=== Directions ===
Search the records for the string "expanded", then copy each line where it appears.
Dataset excerpts START
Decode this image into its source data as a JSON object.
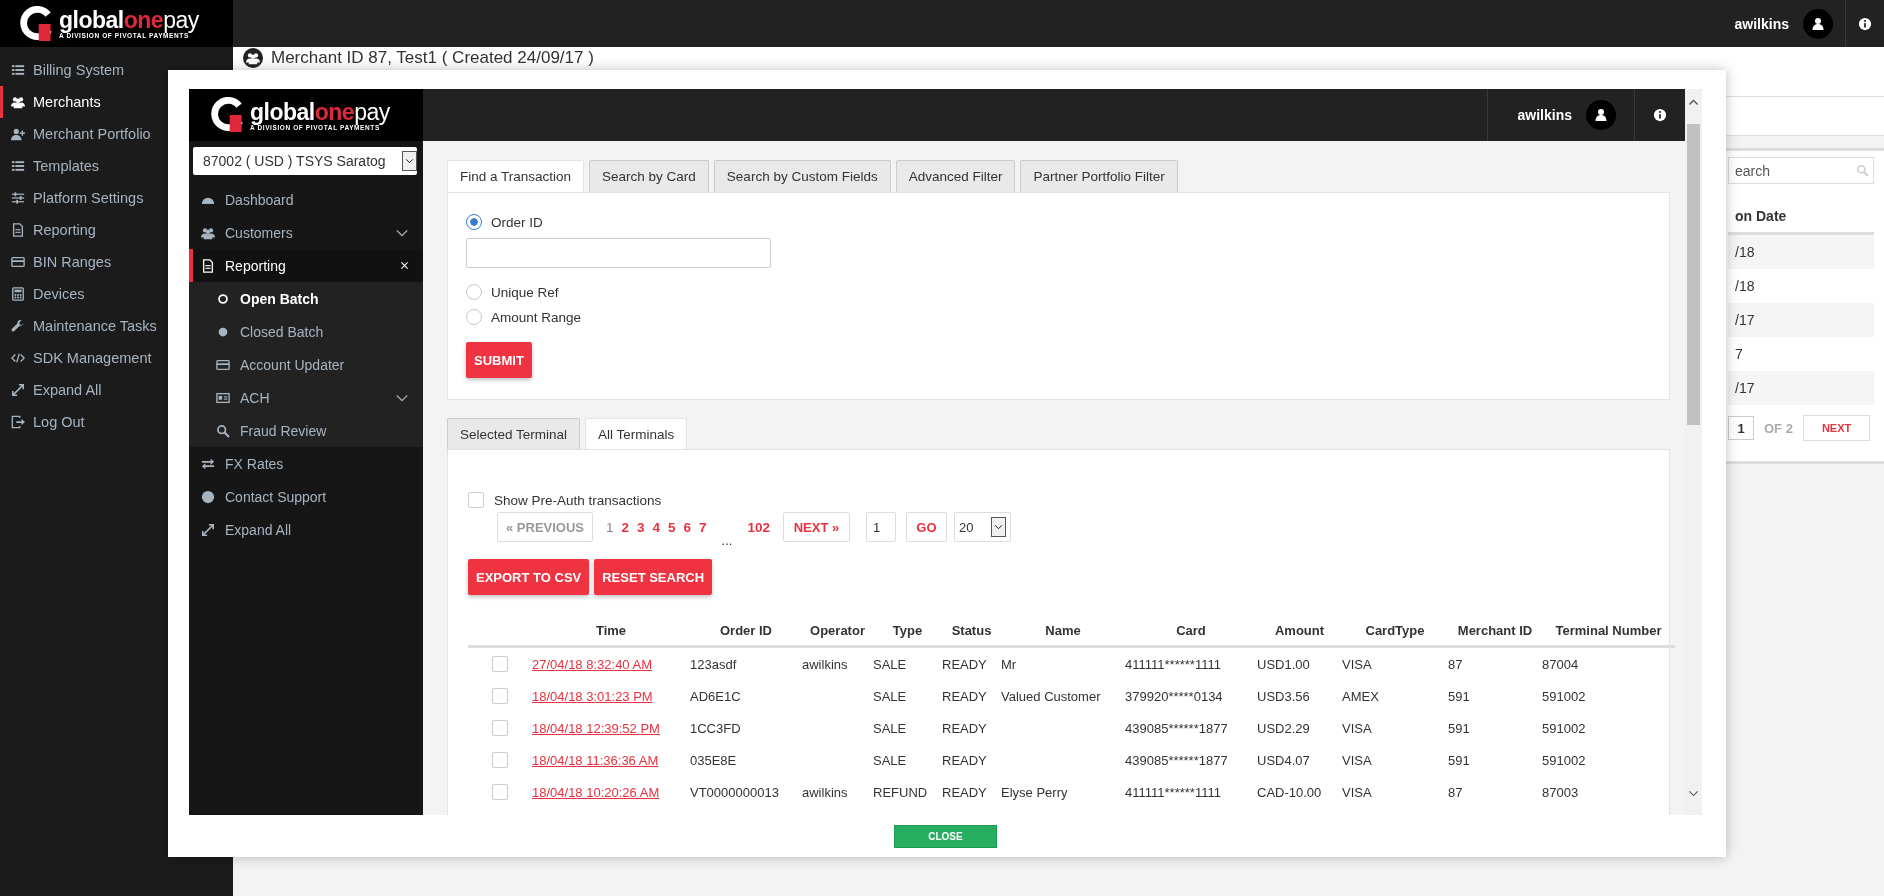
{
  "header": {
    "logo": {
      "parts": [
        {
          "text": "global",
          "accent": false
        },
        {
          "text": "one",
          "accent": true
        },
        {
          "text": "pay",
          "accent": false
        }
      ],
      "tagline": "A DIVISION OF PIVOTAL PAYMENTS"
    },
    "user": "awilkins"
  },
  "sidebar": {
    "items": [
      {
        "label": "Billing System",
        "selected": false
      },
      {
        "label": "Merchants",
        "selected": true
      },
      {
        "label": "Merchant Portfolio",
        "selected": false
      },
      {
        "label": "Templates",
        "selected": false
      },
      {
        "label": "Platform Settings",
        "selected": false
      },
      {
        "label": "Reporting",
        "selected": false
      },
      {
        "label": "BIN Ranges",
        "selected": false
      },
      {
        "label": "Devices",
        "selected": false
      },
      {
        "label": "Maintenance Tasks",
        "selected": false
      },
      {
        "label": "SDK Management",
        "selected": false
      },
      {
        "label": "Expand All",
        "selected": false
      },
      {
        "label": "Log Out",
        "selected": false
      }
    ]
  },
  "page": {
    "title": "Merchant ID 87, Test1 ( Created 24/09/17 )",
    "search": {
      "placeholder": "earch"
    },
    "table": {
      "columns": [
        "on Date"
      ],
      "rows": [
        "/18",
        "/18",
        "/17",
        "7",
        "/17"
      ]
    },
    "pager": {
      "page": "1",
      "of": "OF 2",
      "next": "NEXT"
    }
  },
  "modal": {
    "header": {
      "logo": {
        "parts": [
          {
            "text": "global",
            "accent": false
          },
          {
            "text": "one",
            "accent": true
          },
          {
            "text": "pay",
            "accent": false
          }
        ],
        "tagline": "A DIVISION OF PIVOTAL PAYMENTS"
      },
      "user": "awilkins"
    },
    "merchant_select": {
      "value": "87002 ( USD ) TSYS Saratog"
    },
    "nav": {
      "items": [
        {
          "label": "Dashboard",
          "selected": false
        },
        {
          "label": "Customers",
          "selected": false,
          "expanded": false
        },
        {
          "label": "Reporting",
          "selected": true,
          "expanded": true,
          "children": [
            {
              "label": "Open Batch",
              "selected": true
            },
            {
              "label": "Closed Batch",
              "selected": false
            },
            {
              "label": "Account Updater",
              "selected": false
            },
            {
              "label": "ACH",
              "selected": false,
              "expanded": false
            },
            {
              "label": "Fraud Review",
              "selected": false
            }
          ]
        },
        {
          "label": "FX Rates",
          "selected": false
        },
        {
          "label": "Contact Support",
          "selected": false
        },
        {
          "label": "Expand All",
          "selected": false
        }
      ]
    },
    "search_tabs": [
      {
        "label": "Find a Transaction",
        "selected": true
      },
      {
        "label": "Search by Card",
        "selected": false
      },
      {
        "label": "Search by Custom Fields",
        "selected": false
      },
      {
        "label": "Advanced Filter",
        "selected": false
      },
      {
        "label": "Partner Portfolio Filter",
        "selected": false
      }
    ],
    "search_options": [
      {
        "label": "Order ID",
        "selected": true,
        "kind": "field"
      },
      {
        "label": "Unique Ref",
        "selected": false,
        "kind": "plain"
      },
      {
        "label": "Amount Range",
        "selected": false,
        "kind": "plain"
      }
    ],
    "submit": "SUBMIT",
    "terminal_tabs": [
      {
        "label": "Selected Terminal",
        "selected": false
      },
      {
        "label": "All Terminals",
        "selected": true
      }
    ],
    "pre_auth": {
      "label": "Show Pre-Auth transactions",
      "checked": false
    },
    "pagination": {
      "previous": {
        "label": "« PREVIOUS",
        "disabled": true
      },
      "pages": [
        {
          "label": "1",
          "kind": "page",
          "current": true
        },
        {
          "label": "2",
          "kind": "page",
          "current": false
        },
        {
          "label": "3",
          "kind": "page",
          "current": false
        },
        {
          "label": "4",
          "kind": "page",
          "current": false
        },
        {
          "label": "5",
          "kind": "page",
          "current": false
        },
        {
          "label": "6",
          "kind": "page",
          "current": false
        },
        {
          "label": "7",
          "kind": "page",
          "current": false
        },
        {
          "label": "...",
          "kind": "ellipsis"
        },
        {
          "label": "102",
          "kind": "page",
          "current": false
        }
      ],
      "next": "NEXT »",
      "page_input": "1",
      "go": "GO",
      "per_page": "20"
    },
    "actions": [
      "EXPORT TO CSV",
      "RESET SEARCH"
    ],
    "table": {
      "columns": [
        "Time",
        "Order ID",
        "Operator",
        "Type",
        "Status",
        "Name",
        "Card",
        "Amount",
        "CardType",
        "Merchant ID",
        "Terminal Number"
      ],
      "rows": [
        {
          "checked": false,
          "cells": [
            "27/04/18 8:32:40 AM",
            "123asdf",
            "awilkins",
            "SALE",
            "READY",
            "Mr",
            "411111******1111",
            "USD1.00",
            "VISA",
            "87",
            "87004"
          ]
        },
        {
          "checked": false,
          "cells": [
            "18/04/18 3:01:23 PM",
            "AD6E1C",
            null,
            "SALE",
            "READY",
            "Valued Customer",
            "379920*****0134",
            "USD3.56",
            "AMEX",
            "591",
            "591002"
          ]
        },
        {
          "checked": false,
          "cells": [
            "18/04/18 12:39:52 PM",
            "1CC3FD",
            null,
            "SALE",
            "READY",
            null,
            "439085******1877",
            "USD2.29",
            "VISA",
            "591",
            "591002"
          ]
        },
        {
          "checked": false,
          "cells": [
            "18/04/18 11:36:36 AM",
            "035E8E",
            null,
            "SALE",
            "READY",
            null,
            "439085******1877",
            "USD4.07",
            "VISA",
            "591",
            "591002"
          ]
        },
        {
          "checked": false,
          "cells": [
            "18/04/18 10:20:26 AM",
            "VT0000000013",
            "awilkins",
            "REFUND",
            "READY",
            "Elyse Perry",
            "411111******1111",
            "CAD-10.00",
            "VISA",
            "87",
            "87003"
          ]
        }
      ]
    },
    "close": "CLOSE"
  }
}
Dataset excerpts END
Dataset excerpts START
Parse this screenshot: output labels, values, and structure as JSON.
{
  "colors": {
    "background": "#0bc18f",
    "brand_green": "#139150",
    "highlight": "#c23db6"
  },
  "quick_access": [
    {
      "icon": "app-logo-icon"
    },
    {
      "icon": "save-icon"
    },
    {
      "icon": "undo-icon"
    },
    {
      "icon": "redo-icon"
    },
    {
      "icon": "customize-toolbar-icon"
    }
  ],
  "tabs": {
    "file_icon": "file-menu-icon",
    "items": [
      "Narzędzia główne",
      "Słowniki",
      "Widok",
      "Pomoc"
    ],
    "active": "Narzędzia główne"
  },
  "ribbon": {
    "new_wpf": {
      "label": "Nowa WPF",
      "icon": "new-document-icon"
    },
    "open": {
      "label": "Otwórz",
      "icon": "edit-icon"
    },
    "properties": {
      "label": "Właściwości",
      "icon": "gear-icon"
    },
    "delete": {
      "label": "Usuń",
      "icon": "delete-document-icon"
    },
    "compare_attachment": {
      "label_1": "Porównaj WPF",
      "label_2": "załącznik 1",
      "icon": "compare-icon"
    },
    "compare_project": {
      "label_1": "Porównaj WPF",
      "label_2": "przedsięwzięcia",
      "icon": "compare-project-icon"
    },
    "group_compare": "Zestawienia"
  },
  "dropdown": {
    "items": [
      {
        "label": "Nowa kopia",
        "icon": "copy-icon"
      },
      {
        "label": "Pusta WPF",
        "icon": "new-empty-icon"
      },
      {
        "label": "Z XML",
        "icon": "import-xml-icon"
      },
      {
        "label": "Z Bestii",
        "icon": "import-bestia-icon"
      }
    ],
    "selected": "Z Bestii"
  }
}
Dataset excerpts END
=== Result below ===
          "expanded": false
          "expanded": true,
              "expanded": false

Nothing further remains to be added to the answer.